Stories of child exploitation steer influencers bill at MN Capitol in new direction

Minnesota lawmakers set out to protect the bank accounts of child influencers this year and stumbled into a worse type of exploitation.

A bill initially designed to make sure kids get paid for contributing to social media content took a sharp turn this week to keep kids out of profitable content altogether if they’re under the age of 14.

Using kids to sell products on social media has become a $1 billion industry. But laws protecting those kids are mostly stuck in the last century, before Instagram, Facebook and Twitter and even MySpace existed.

So across the country, lawmakers are scrambling to close the gaps and protect children from financial exploitation.

Almost as soon as Rep. Zack Stephenson, DFL-Coon Rapids, introduced his bill to make sure kids get paid when adults use them to create profitable content, he read about something worse and shared it widely.

"There's a lot of really disgusting, concerning things happening online to our kids," said Rep. Harry Niska after reading a story from the New York Times. 

Their team dug into social media accounts where adults got paid to share photos and video of their young children, mostly consumed by older men.

"Photos show a bright, bubbly girl modeling evening dresses, high-end workout gear, and dance leotards," said Stephenson, referring to the article. "She has more than 100,000 followers, some so enthusiastic about her post that they paid $9.99 a month for more photos."
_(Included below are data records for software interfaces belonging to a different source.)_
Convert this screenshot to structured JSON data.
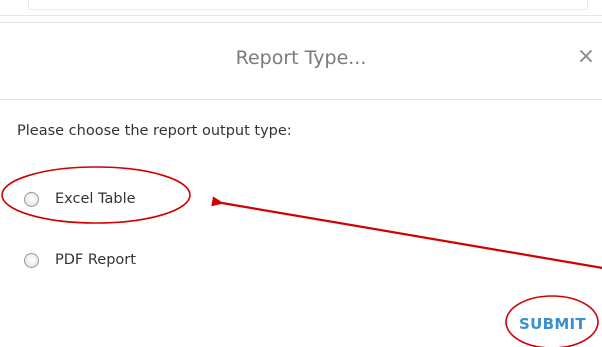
{
  "dialog": {
    "title": "Report Type...",
    "close_glyph": "×",
    "prompt": "Please choose the report output type:",
    "options": [
      {
        "label": "Excel Table",
        "selected": false
      },
      {
        "label": "PDF Report",
        "selected": false
      }
    ],
    "submit_label": "SUBMIT"
  },
  "colors": {
    "title": "#7a7a7a",
    "submit": "#3b8fd0",
    "annotation": "#d10000"
  }
}
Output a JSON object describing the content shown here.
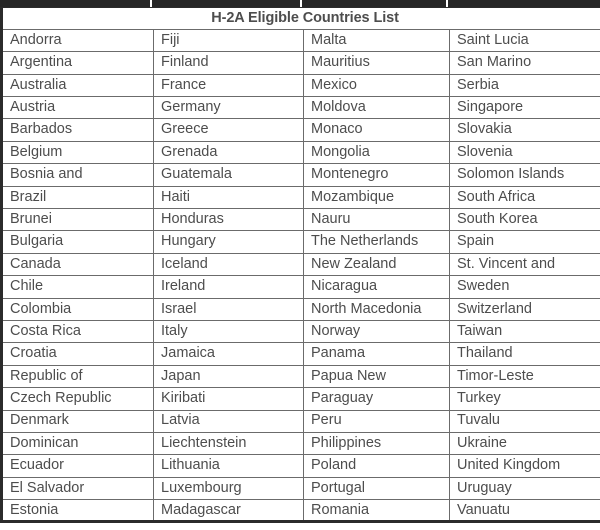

Stephenson changed his bill to keep kids under 14 from being involved in social media for profit.

"Minnesota has a child labor law already that says you can't work under the age of 14, with limited exceptions," he said.

Kids between 14 and 17 could still create content for cash — on their own or with an adult’s help. But legislators seem united in working to push back against exploitation.
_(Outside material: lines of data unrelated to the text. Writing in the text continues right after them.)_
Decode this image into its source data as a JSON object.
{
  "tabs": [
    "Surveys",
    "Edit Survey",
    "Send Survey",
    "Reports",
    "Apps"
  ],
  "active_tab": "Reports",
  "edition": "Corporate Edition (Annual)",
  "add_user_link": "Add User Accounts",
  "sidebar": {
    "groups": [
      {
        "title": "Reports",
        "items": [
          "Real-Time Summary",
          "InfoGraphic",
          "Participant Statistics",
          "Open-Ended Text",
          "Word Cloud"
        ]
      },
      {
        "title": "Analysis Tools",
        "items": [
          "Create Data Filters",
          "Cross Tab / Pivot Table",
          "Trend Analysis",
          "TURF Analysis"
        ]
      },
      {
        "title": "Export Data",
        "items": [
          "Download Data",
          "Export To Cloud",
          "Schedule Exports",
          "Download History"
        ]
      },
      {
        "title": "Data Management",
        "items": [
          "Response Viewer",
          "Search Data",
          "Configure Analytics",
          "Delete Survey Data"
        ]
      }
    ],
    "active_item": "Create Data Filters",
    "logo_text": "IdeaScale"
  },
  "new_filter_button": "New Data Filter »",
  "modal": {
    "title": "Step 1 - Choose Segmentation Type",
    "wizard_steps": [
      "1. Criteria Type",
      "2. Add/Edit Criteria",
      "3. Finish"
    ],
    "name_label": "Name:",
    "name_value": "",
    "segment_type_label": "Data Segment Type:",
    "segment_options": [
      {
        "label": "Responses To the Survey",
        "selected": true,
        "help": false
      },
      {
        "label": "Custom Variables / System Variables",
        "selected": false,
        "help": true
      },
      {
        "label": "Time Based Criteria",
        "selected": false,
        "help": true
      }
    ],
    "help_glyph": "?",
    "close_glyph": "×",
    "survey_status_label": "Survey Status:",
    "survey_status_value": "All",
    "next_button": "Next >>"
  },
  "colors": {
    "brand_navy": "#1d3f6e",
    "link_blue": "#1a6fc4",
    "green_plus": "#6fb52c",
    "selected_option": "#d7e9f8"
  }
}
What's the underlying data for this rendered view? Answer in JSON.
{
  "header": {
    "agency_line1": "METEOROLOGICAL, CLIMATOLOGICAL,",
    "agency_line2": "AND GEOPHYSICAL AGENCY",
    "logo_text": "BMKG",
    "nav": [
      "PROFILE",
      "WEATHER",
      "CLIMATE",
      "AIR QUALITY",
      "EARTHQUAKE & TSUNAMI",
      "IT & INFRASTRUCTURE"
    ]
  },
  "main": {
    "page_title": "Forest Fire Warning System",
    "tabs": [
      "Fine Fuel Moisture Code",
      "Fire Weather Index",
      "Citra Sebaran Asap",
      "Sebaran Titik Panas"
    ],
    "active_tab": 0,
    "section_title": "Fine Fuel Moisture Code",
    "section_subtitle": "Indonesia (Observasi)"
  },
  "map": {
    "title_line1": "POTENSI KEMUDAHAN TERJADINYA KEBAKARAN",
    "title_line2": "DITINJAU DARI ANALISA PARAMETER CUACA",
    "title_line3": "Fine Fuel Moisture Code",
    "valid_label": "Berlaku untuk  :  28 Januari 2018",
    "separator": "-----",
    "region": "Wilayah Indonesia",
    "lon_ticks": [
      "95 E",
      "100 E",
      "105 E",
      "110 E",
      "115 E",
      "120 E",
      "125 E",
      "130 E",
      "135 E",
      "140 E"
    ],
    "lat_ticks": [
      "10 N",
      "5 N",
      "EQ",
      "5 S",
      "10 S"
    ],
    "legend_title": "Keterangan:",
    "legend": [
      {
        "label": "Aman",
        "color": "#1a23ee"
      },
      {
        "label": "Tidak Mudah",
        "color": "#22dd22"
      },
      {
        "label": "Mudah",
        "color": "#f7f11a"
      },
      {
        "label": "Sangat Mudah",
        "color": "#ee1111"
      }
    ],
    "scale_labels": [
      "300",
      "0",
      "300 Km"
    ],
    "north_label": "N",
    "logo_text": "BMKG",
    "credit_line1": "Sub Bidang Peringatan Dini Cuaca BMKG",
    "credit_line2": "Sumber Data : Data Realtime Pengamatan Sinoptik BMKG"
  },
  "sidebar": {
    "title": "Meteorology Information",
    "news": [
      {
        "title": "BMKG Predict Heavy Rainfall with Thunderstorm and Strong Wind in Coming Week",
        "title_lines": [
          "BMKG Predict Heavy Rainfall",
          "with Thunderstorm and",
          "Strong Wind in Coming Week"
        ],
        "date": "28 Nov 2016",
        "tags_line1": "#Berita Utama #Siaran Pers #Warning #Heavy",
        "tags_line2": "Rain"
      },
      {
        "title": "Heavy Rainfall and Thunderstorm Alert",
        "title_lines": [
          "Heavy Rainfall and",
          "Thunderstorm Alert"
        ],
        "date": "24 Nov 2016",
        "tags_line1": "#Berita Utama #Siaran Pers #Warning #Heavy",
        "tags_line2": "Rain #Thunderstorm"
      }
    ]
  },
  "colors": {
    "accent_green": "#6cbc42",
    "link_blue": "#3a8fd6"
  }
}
"This is a vile, unconscionable situation that has to stop," said Stephenson.

"I hope every parent out there is listening and taking action," Niska said.

"The very least that we can do is include some parameters and allow them a semblance of a childhood before they're thrown out in it, you know, to the wolves of social media," said Rep. Carlie Kotyza-Witthuhn, DFL-Eden Prairie.

None of the stories of exploitation have happened in Minnesota, but legislators believe it’s happened, or it will.

An internal study at Meta found that 500,000 children's Instagram accounts had inappropriate interactions every day.